## Exercise
Copy out the data below verbatim.

## Source data

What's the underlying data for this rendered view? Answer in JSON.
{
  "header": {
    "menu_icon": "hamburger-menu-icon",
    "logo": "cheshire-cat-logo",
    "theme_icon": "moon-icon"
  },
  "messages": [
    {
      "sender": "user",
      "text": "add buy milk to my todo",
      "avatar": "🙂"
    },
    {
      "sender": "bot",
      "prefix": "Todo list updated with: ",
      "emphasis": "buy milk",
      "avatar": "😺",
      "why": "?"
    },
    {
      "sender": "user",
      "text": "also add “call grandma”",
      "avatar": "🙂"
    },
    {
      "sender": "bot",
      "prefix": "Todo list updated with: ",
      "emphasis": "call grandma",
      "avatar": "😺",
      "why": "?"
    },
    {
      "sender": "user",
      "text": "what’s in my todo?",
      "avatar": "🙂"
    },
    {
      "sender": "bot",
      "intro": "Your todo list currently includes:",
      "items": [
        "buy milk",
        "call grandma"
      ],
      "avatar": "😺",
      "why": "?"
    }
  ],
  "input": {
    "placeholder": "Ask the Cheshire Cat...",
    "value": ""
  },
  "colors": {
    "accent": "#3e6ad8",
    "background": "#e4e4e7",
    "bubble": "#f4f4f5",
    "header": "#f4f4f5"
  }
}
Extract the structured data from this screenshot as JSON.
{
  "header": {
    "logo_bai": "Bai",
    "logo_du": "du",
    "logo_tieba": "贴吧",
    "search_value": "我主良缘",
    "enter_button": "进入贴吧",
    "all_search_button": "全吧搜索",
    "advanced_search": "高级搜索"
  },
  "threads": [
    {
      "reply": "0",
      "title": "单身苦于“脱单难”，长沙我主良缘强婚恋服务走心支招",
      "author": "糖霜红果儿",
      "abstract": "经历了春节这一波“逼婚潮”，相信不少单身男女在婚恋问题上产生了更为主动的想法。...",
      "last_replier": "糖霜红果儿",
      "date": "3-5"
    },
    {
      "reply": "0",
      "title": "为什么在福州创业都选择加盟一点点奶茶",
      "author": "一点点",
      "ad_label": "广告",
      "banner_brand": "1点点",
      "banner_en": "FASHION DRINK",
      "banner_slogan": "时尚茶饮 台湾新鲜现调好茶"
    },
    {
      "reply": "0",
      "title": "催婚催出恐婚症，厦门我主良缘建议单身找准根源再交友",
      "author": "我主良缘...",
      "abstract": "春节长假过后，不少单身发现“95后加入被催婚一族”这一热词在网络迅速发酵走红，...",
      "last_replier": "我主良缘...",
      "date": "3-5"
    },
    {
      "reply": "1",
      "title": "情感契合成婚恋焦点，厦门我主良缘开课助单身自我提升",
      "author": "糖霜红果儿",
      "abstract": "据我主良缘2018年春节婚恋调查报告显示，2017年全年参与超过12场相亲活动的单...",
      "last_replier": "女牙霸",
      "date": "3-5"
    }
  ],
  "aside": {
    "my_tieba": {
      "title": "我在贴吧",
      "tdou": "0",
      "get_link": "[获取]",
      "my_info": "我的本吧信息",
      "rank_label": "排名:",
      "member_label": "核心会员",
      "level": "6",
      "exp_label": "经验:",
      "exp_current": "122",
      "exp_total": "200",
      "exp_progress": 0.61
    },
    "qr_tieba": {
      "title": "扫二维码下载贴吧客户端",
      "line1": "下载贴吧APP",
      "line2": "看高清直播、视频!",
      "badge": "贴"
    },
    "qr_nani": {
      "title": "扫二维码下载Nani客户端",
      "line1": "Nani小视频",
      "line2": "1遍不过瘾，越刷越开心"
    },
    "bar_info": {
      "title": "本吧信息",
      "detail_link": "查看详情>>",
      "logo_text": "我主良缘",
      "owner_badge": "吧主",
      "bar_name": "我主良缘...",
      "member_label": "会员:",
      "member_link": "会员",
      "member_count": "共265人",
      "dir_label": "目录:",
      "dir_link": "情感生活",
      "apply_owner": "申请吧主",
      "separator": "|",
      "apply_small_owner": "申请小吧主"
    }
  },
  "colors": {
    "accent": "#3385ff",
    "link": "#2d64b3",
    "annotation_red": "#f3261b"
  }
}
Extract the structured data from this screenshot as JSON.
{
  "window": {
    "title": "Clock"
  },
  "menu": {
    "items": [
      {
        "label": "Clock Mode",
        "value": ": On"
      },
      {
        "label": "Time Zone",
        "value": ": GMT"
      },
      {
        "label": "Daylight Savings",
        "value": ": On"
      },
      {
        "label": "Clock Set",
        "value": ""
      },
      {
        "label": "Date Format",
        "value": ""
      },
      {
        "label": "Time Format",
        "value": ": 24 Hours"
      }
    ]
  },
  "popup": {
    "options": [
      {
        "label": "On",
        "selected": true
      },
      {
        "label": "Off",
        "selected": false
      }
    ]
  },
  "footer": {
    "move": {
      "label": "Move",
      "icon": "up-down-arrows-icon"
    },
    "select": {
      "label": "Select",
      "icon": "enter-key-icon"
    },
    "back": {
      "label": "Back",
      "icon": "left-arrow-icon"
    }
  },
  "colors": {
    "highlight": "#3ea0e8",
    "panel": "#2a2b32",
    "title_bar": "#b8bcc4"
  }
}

## Answer for the task
What's the underlying data for this rendered view? Answer in JSON.
{
  "header": {
    "menu_icon": "hamburger-menu-icon",
    "logo": "cheshire-cat-logo",
    "theme_icon": "moon-icon"
  },
  "messages": [
    {
      "sender": "user",
      "text": "add buy milk to my todo",
      "avatar": "🙂"
    },
    {
      "sender": "bot",
      "prefix": "Todo list updated with: ",
      "emphasis": "buy milk",
      "avatar": "😺",
      "why": "?"
    },
    {
      "sender": "user",
      "text": "also add “call grandma”",
      "avatar": "🙂"
    },
    {
      "sender": "bot",
      "prefix": "Todo list updated with: ",
      "emphasis": "call grandma",
      "avatar": "😺",
      "why": "?"
    },
    {
      "sender": "user",
      "text": "what’s in my todo?",
      "avatar": "🙂"
    },
    {
      "sender": "bot",
      "intro": "Your todo list currently includes:",
      "items": [
        "buy milk",
        "call grandma"
      ],
      "avatar": "😺",
      "why": "?"
    }
  ],
  "input": {
    "placeholder": "Ask the Cheshire Cat...",
    "value": ""
  },
  "colors": {
    "accent": "#3e6ad8",
    "background": "#e4e4e7",
    "bubble": "#f4f4f5",
    "header": "#f4f4f5"
  }
}
Extract the structured data from this screenshot as JSON.
{
  "header": {
    "logo_bai": "Bai",
    "logo_du": "du",
    "logo_tieba": "贴吧",
    "search_value": "我主良缘",
    "enter_button": "进入贴吧",
    "all_search_button": "全吧搜索",
    "advanced_search": "高级搜索"
  },
  "threads": [
    {
      "reply": "0",
      "title": "单身苦于“脱单难”，长沙我主良缘强婚恋服务走心支招",
      "author": "糖霜红果儿",
      "abstract": "经历了春节这一波“逼婚潮”，相信不少单身男女在婚恋问题上产生了更为主动的想法。...",
      "last_replier": "糖霜红果儿",
      "date": "3-5"
    },
    {
      "reply": "0",
      "title": "为什么在福州创业都选择加盟一点点奶茶",
      "author": "一点点",
      "ad_label": "广告",
      "banner_brand": "1点点",
      "banner_en": "FASHION DRINK",
      "banner_slogan": "时尚茶饮 台湾新鲜现调好茶"
    },
    {
      "reply": "0",
      "title": "催婚催出恐婚症，厦门我主良缘建议单身找准根源再交友",
      "author": "我主良缘...",
      "abstract": "春节长假过后，不少单身发现“95后加入被催婚一族”这一热词在网络迅速发酵走红，...",
      "last_replier": "我主良缘...",
      "date": "3-5"
    },
    {
      "reply": "1",
      "title": "情感契合成婚恋焦点，厦门我主良缘开课助单身自我提升",
      "author": "糖霜红果儿",
      "abstract": "据我主良缘2018年春节婚恋调查报告显示，2017年全年参与超过12场相亲活动的单...",
      "last_replier": "女牙霸",
      "date": "3-5"
    }
  ],
  "aside": {
    "my_tieba": {
      "title": "我在贴吧",
      "tdou": "0",
      "get_link": "[获取]",
      "my_info": "我的本吧信息",
      "rank_label": "排名:",
      "member_label": "核心会员",
      "level": "6",
      "exp_label": "经验:",
      "exp_current": "122",
      "exp_total": "200",
      "exp_progress": 0.61
    },
    "qr_tieba": {
      "title": "扫二维码下载贴吧客户端",
      "line1": "下载贴吧APP",
      "line2": "看高清直播、视频!",
      "badge": "贴"
    },
    "qr_nani": {
      "title": "扫二维码下载Nani客户端",
      "line1": "Nani小视频",
      "line2": "1遍不过瘾，越刷越开心"
    },
    "bar_info": {
      "title": "本吧信息",
      "detail_link": "查看详情>>",
      "logo_text": "我主良缘",
      "owner_badge": "吧主",
      "bar_name": "我主良缘...",
      "member_label": "会员:",
      "member_link": "会员",
      "member_count": "共265人",
      "dir_label": "目录:",
      "dir_link": "情感生活",
      "apply_owner": "申请吧主",
      "separator": "|",
      "apply_small_owner": "申请小吧主"
    }
  },
  "colors": {
    "accent": "#3385ff",
    "link": "#2d64b3",
    "annotation_red": "#f3261b"
  }
}
Extract the structured data from this screenshot as JSON.
{
  "window": {
    "title": "Clock"
  },
  "menu": {
    "items": [
      {
        "label": "Clock Mode",
        "value": ": On"
      },
      {
        "label": "Time Zone",
        "value": ": GMT"
      },
      {
        "label": "Daylight Savings",
        "value": ": On"
      },
      {
        "label": "Clock Set",
        "value": ""
      },
      {
        "label": "Date Format",
        "value": ""
      },
      {
        "label": "Time Format",
        "value": ": 24 Hours"
      }
    ]
  },
  "popup": {
    "options": [
      {
        "label": "On",
        "selected": true
      },
      {
        "label": "Off",
        "selected": false
      }
    ]
  },
  "footer": {
    "move": {
      "label": "Move",
      "icon": "up-down-arrows-icon"
    },
    "select": {
      "label": "Select",
      "icon": "enter-key-icon"
    },
    "back": {
      "label": "Back",
      "icon": "left-arrow-icon"
    }
  },
  "colors": {
    "highlight": "#3ea0e8",
    "panel": "#2a2b32",
    "title_bar": "#b8bcc4"
  }
}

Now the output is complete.